- 2 c. water
- 2 tbsp. rice vinegar
- 1 tbsp. kosher salt
- 2 tbsp. sugar
- 6 sheets sushi nori
- fillings of your choice
- wasabi (optional)
- soy sauce
- pickled ginger
- extra rice vinegar
- large glass baking dish
- wooden spatula
- rolling mat
- plastic wrapsmall dish
- sharp knife
How to make sushi:
- Rinse the sushi rice in cool water. Drain, then repeat twice more or until the water is no longer cloudy.
Combine the sushi rice and water in a saucepan and bring to a boil. Cover, lower the heat and simmer for fifteen minutes, then remove from heat and let sit for ten minutes.
Transfer the cooked rice to a large glass baking dish or other flat dish. Add the sugar, rice vinegar and salt. Fold the ingredients gently with the wooden spatula to avoid crushing the individual rice grains, continuing until everything is well mixed and the rice is cool.
- Lay a sheet of nori (toasted seaweed) shiny side down on the sushi rolling mat. To avoid getting rice on your mat, cover it with plastic wrap first.
Pour a small amount of rice vinegar into a shallow dish. Use the vinegar to moisten your fingertips when they get sticky.
Spread one cup of sushi rice (about one sixth of the rice) evenly over the nori. Leave a space of about an inch on the top.
Place your desired fillings in a line across the middle of the rice. Limit yourself to two (possibly three) options, or your sushi will become overstuffed and difficult to roll. If you like your sushi spicy, spread a thin line of wasabi (Japanese horseradish) across the rice before you add the topics.

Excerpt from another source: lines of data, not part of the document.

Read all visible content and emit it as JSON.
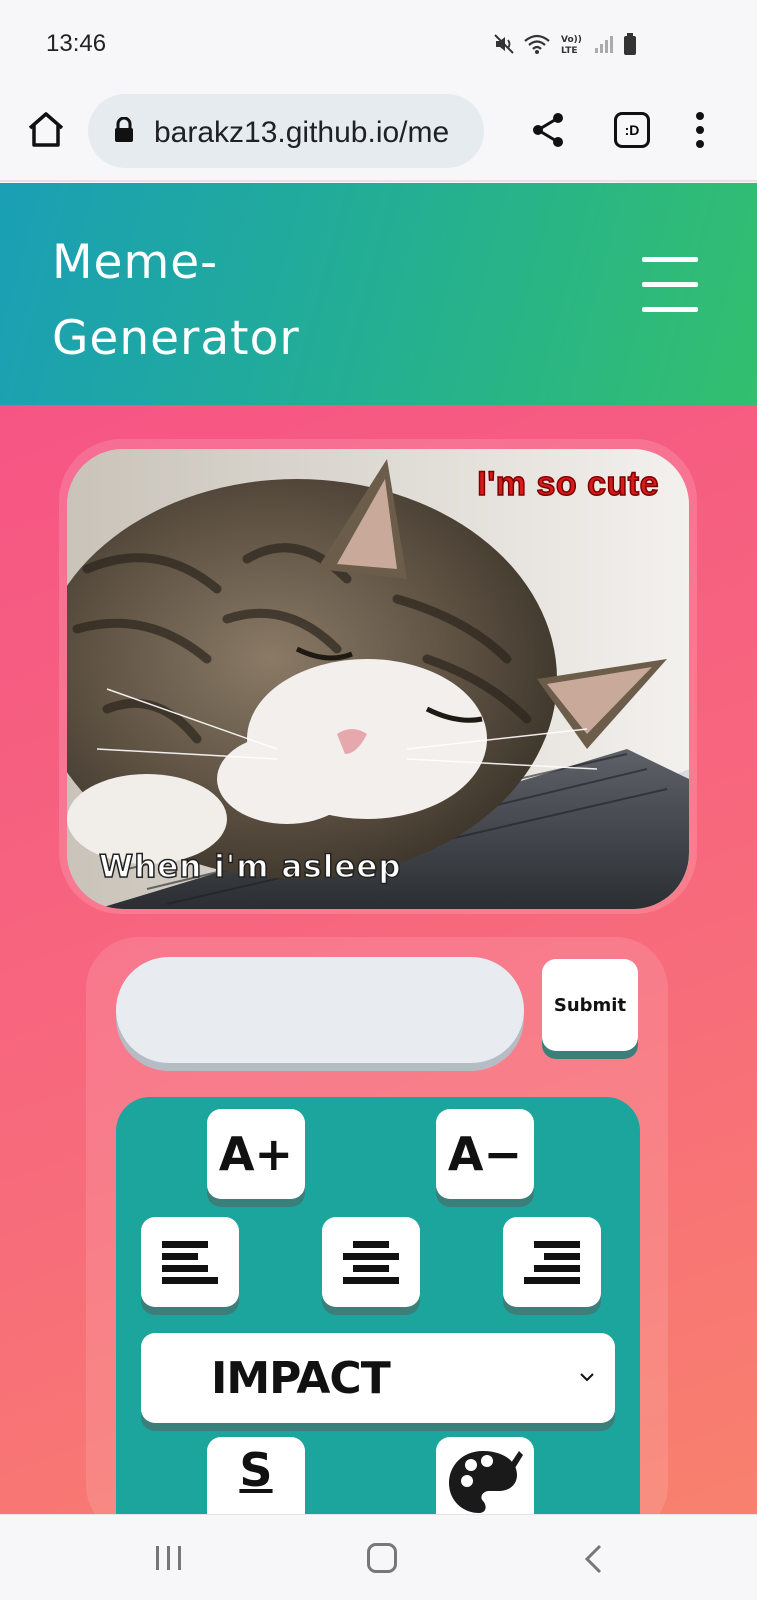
{
  "status_bar": {
    "time": "13:46",
    "icons": [
      "mute-icon",
      "wifi-icon",
      "volte-icon",
      "signal-icon",
      "battery-icon"
    ],
    "volte_label": "Vo)) LTE"
  },
  "browser": {
    "url": "barakz13.github.io/me",
    "tabs_label": ":D",
    "icons": [
      "home-icon",
      "lock-icon",
      "share-icon",
      "tabs-icon",
      "more-vert-icon"
    ]
  },
  "site": {
    "title": "Meme-Generator",
    "menu_icon": "hamburger-icon",
    "header_colors": [
      "#1a9fb5",
      "#33bf6e"
    ],
    "main_colors": [
      "#f65584",
      "#f8816d"
    ]
  },
  "meme": {
    "top_text": "I'm so cute",
    "bottom_text": "When i'm asleep",
    "top_text_color": "#d81a1a",
    "bottom_text_color": "#ffffff",
    "image_description": "sleeping tabby cat"
  },
  "controls": {
    "input_value": "",
    "submit_label": "Submit",
    "increase_font_label": "A+",
    "decrease_font_label": "A−",
    "align_icons": [
      "align-left-icon",
      "align-center-icon",
      "align-right-icon"
    ],
    "font_select_value": "IMPACT",
    "stroke_label": "S",
    "palette_icon": "palette-icon",
    "accent_color": "#1ca59c"
  },
  "nav": {
    "icons": [
      "recents-icon",
      "home-icon",
      "back-icon"
    ]
  }
}
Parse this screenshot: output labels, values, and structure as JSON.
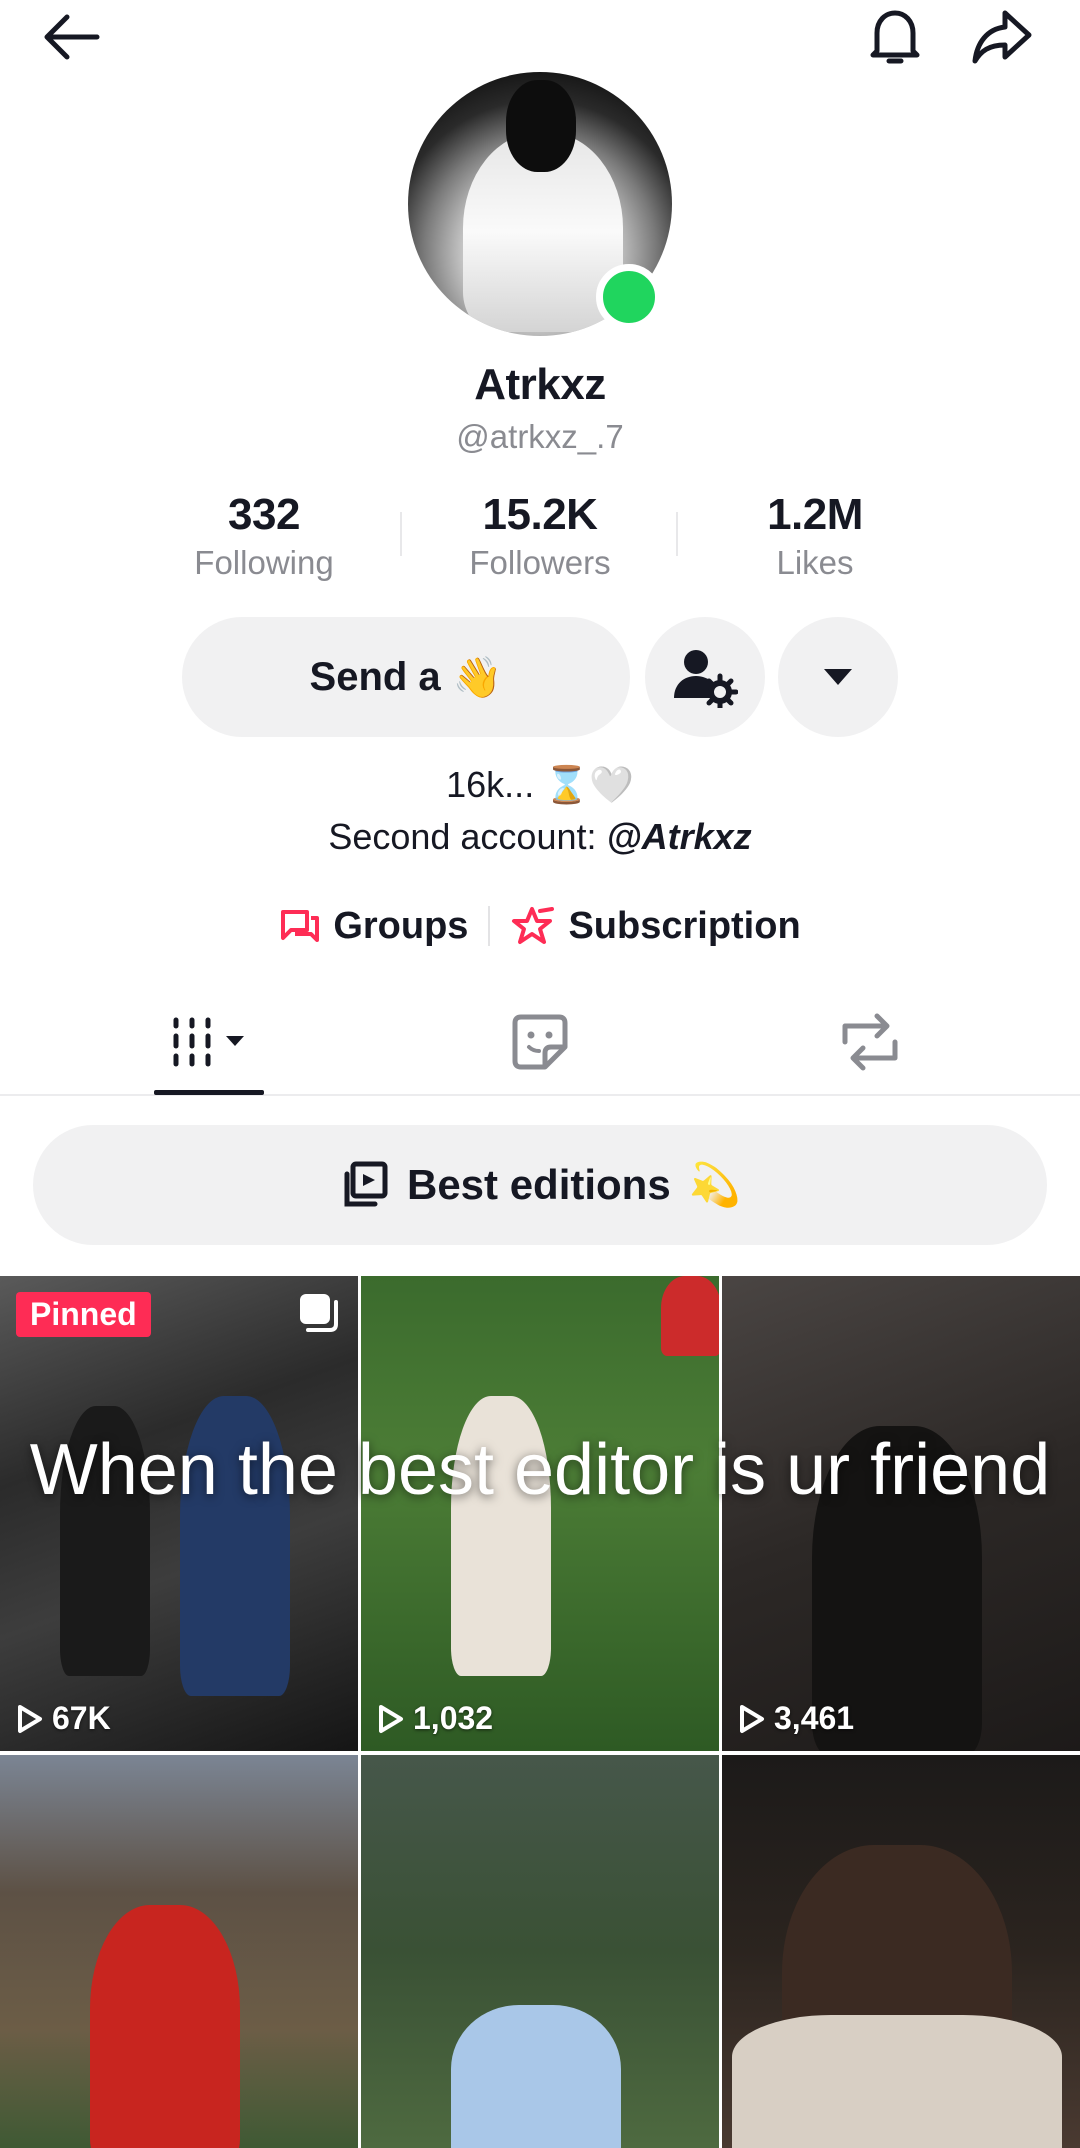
{
  "profile": {
    "display_name": "Atrkxz",
    "username": "@atrkxz_.7",
    "online": true
  },
  "stats": [
    {
      "value": "332",
      "label": "Following"
    },
    {
      "value": "15.2K",
      "label": "Followers"
    },
    {
      "value": "1.2M",
      "label": "Likes"
    }
  ],
  "actions": {
    "send_label": "Send a",
    "send_emoji": "👋"
  },
  "bio": {
    "line1": "16k... ⌛🤍",
    "line2_prefix": "Second account: ",
    "line2_mention": "@Atrkxz"
  },
  "links": {
    "groups": "Groups",
    "subscription": "Subscription"
  },
  "collection": {
    "label": "Best editions",
    "emoji": "💫"
  },
  "videos": [
    {
      "pinned_label": "Pinned",
      "views": "67K"
    },
    {
      "views": "1,032"
    },
    {
      "views": "3,461"
    },
    {},
    {},
    {}
  ],
  "overlay_caption": "When the best editor is ur friend",
  "colors": {
    "accent": "#fe2c55",
    "online": "#20d55e",
    "button_bg": "#f1f1f2",
    "secondary_text": "#8a8b91"
  }
}
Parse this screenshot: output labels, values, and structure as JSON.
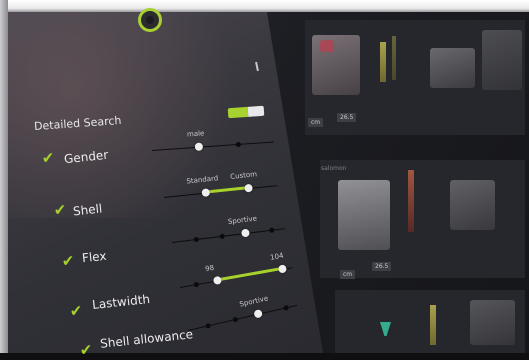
{
  "panel": {
    "title": "Detailed Search",
    "toggle_on": true,
    "filters": [
      {
        "id": "gender",
        "label": "Gender",
        "checked": true,
        "labels": [
          "male"
        ]
      },
      {
        "id": "shell",
        "label": "Shell",
        "checked": true,
        "labels": [
          "Standard",
          "Custom"
        ]
      },
      {
        "id": "flex",
        "label": "Flex",
        "checked": true,
        "labels": [
          "Sportive"
        ]
      },
      {
        "id": "lastwidth",
        "label": "Lastwidth",
        "checked": true,
        "labels": [
          "98",
          "104"
        ]
      },
      {
        "id": "shell_allowance",
        "label": "Shell allowance",
        "checked": true,
        "labels": [
          "Sportive"
        ]
      }
    ]
  },
  "results": {
    "items": [
      {
        "size_prefix": "cm",
        "size": "26.5"
      },
      {
        "size_prefix": "cm",
        "size": "26.5"
      }
    ],
    "misc": [
      "salomon"
    ]
  },
  "colors": {
    "accent": "#a9d12e",
    "panel": "#3a383f",
    "background": "#1c1d22"
  }
}
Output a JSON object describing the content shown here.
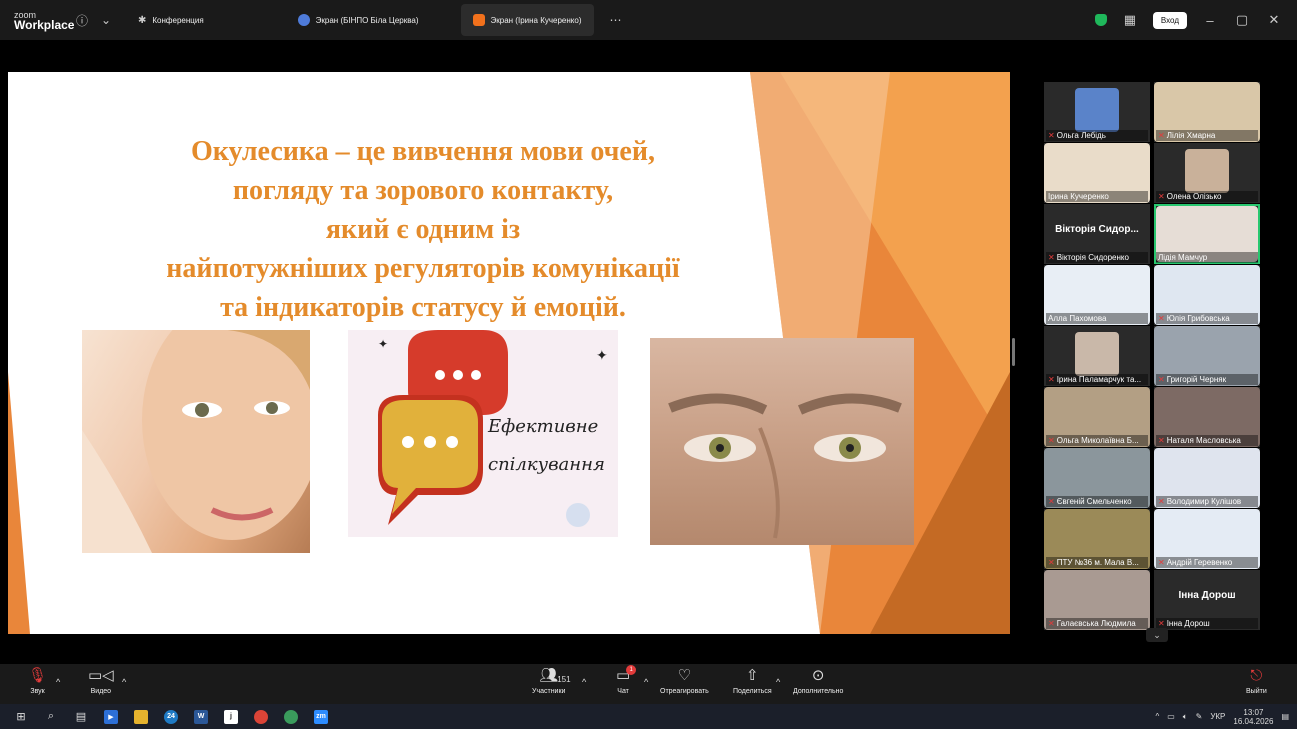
{
  "app": {
    "brand_top": "zoom",
    "brand_bottom": "Workplace"
  },
  "tabs": [
    {
      "label": "Конференция",
      "icon": "meeting-icon",
      "color": "#9aa4b2"
    },
    {
      "label": "Экран (БІНПО Біла Церква)",
      "icon": "screen-share-icon",
      "color": "#4e7bd9"
    },
    {
      "label": "Экран (Ірина Кучеренко)",
      "icon": "screen-share-icon",
      "color": "#f2711c"
    }
  ],
  "window": {
    "login_label": "Вход",
    "minimize": "–",
    "maximize": "▢",
    "close": "✕"
  },
  "slide": {
    "title_lines": [
      "Окулесика – це вивчення мови очей,",
      "погляду та зорового контакту,",
      "який є одним із",
      "найпотужніших регуляторів комунікації",
      "та індикаторів статусу й емоцій."
    ],
    "bubble_text_1": "Ефективне",
    "bubble_text_2": "спілкування",
    "accent_color": "#e48b2b"
  },
  "participants": [
    {
      "name": "Ольга Лебідь",
      "type": "video",
      "color": "#5a83c9"
    },
    {
      "name": "Лілія Хмарна",
      "type": "video",
      "color": "#d9c7a8"
    },
    {
      "name": "Ірина Кучеренко",
      "type": "video",
      "color": "#e9dcc9"
    },
    {
      "name": "Олена Олізько",
      "type": "video",
      "color": "#c9b19a"
    },
    {
      "name": "Вікторія Сидоренко",
      "big_name": "Вікторія Сидор...",
      "type": "name"
    },
    {
      "name": "Лідія Мамчур",
      "type": "video",
      "color": "#e6ddd6",
      "speaking": true
    },
    {
      "name": "Алла Пахомова",
      "type": "video",
      "color": "#e8eef5"
    },
    {
      "name": "Юлія Грибовська",
      "type": "video",
      "color": "#dfe7f1"
    },
    {
      "name": "Ірина Паламарчук та...",
      "type": "video",
      "color": "#c9b8a9"
    },
    {
      "name": "Григорій Черняк",
      "type": "video",
      "color": "#9aa3ad"
    },
    {
      "name": "Ольга Миколаївна Б...",
      "type": "video",
      "color": "#b39f84"
    },
    {
      "name": "Наталя Масловська",
      "type": "video",
      "color": "#7d6a64"
    },
    {
      "name": "Євгеній Смельченко",
      "type": "video",
      "color": "#8b969c"
    },
    {
      "name": "Володимир Кулішов",
      "type": "video",
      "color": "#dfe4ee"
    },
    {
      "name": "ПТУ №36 м. Мала В...",
      "type": "video",
      "color": "#9b8a58"
    },
    {
      "name": "Андрій Геревенко",
      "type": "video",
      "color": "#e4ebf4"
    },
    {
      "name": "Галаєвська Людмила",
      "type": "video",
      "color": "#a99a92"
    },
    {
      "name": "Інна Дорош",
      "big_name": "Інна Дорош",
      "type": "name"
    }
  ],
  "toolbar": {
    "audio": "Звук",
    "video": "Видео",
    "participants": "Участники",
    "participants_count": "151",
    "chat": "Чат",
    "chat_badge": "1",
    "react": "Отреагировать",
    "share": "Поделиться",
    "more": "Дополнительно",
    "leave": "Выйти"
  },
  "taskbar": {
    "lang": "УКР",
    "time": "13:07",
    "date": "16.04.2026",
    "edge_badge": "24"
  }
}
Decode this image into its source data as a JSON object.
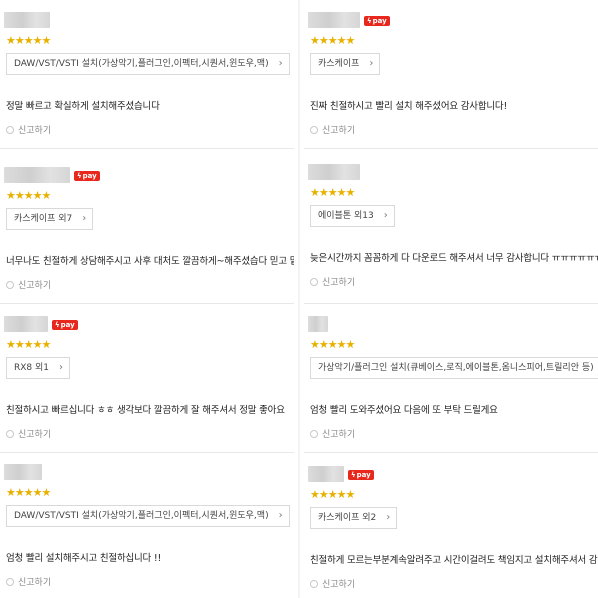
{
  "rating_stars": "★★★★★",
  "pay_label": "pay",
  "report_label": "신고하기",
  "colors": {
    "star": "#e8b100",
    "pay_badge": "#e8271d"
  },
  "left_reviews": [
    {
      "pay": false,
      "tag": "DAW/VST/VSTI 설치(가상악기,플러그인,이펙터,시퀀서,윈도우,맥)",
      "text": "정말 빠르고 확실하게 설치해주셨습니다"
    },
    {
      "pay": true,
      "tag": "카스케이프 외7",
      "text": "너무나도 친절하게 상담해주시고 사후 대처도 깔끔하게~해주셨습다 믿고 맡"
    },
    {
      "pay": true,
      "tag": "RX8 외1",
      "text": "친절하시고 빠르십니다 ㅎㅎ 생각보다 깔끔하게 잘 해주셔서 정말 좋아요"
    },
    {
      "pay": false,
      "tag": "DAW/VST/VSTI 설치(가상악기,플러그인,이펙터,시퀀서,윈도우,맥)",
      "text": "엄청 빨리 설치해주시고 친절하십니다 !!"
    }
  ],
  "right_reviews": [
    {
      "pay": true,
      "tag": "카스케이프",
      "text": "진짜 친절하시고 빨리 설치 해주셨어요 감사합니다!"
    },
    {
      "pay": false,
      "tag": "에이블톤 외13",
      "text": "늦은시간까지 꼼꼼하게 다 다운로드 해주셔서 너무 감사합니다 ㅠㅠㅠㅠㅠㅠㅠ"
    },
    {
      "pay": false,
      "tag": "가상악기/플러그인 설치(큐베이스,로직,에이블톤,옴니스피어,트릴리안 등)",
      "text": "엄청 빨리 도와주셨어요 다음에 또 부탁 드릴게요"
    },
    {
      "pay": true,
      "tag": "카스케이프 외2",
      "text": "친절하게 모르는부분계속알려주고 시간이걸려도 책임지고 설치해주셔서 감"
    }
  ]
}
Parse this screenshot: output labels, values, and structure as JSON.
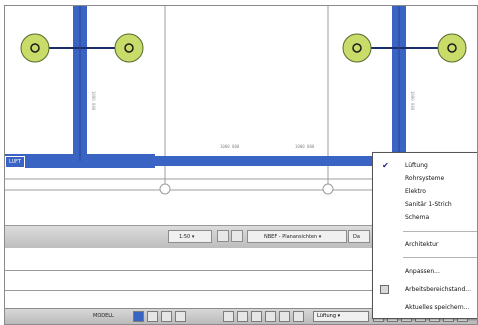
{
  "canvas": {
    "wall_labels": [
      "1000 000",
      "1000 000",
      "1000 000",
      "1000 000"
    ],
    "pipe_tag": "LUFT"
  },
  "viewbar": {
    "scale": "1:50",
    "detail_level": "NBEF - Planansichten",
    "discipline_short": "Da"
  },
  "statusbar": {
    "mode": "MODELL",
    "discipline": "Lüftung"
  },
  "menu": {
    "disciplines": [
      {
        "label": "Lüftung",
        "checked": true
      },
      {
        "label": "Rohrsysteme",
        "checked": false
      },
      {
        "label": "Elektro",
        "checked": false
      },
      {
        "label": "Sanitär 1-Strich",
        "checked": false
      },
      {
        "label": "Schema",
        "checked": false
      }
    ],
    "architecture": "Architektur",
    "adjust": "Anpassen...",
    "workspace": "Arbeitsbereichstand...",
    "save_current": "Aktuelles speichern..."
  },
  "colors": {
    "pipe": "#3a64c4",
    "terminal": "#c9dc6a",
    "terminal_stroke": "#556b2f",
    "check": "#1a1a8a"
  },
  "icons": {
    "check": "checkmark-icon",
    "workspace": "workspace-icon",
    "air-terminal": "air-terminal-icon"
  }
}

- Using the sushi mat, fold the bottom half of the nori up and over the fillings. Continue rolling, squeezing as you go to ensure that the rice is packed together, until the sushi is a tightly rolled cylinder. Be careful not to squeeze too hard, however, or you could push out the filling or break the roll.
- Cut the sushi into 1.5-inch pieces. Use a sharp knife and wet it with a little rice vinegar between each cut, or the sushi could squish and tear instead of cutting neatly.
- Serve the sushi with soy sauce and pickled ginger.
- Popular American sushi rolls include the California roll (crab, cucumber and avocado) and the Philly roll (cream cheese, scallions and smoked salmon). More traditional sushi fillings include tamago (egg), eel and raw tuna. When you make sushi, try these fillings, or use your own combinations of fish, meat and vegetables for a unique and delicious sushi roll. Just make sure that any raw fish you eat is fresh and comes from a safe, trusted source.